Marissa Trotter, Staff Writer

From a young age college is forced on you. By kindergarden my best friend already wanted to go University of Arizona. It’s expected of you to graduate high school, and then immediately head off to college. When I was in 8th grade, Stanford sent me a letter inviting me to their online high school to fast track to their college. I rejected Stanford.

Sure, I probably never would have survived Stanford, I don’t have an Ivy League work ethic or even intellect. And they didn’t reach out to me from nowhere, I took the SSAT to get into a boarding school on the east coast and my scores warranted that response. But why did I reject them? They’re a great school and I’m expected to keep my options open. But, surprise, I don’t necessarily want to go to college.

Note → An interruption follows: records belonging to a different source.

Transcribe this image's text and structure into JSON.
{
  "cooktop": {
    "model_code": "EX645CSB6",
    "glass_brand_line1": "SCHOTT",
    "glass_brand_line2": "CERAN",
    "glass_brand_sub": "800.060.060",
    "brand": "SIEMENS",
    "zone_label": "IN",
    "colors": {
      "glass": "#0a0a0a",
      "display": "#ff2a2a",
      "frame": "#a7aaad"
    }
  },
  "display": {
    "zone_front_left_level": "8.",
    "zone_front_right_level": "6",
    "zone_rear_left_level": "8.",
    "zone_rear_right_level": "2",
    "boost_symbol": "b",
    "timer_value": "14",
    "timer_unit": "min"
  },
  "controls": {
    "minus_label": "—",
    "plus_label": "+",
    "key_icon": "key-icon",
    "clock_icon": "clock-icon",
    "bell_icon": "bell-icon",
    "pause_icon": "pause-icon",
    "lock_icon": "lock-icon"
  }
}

When I pitched this idea for an article I said some rash things like, “college is stupid and dumb and no one needs it,” which isn’t quite correct. What I think is stupid and dumb is that from birth I’m expected to want to go to school, get a practical degree, fall in love with some nice man, have 3 kids and drive them to soccer. I never ever said I wanted that, and I think it’s ridiculous to ask every individual child to end up at some college. Right now, I can name at least 15 kids who I personally know who will never end up at college, either because they don’t want it, or because they couldn’t necessarily prosper there.

Teachers expect you to go to college because when they went, college still guaranteed a good job and a stable income. That’s no longer true. According to Pew Research Center, unemployment among recent grads remains higher than it was before the Great Recession. In 2012, about 44% of grads were working in jobs that didn’t require a college degree. Americans owe over $1.4 trillion in student loan debt, spread out among about 44 million borrowers, according to the Federal Reserve. Basically, you’re not guaranteed anything, except debt.

College and mental health. What do you think of? Research conducted by the National Alliance on Mental Illness shows that 1 in 4 college students have a diagnosable illness, 40% do not seek help, 80% feel overwhelmed by their responsibilities, 50% have been so anxious they struggled in school. In a survey conducted by the Association for University and College Counseling Center Directors, 36.4% of college students reported they experienced some level of depression in 2013. Those numbers are far too high for college to be considered something that benefits students.

Image from The Odyssey Online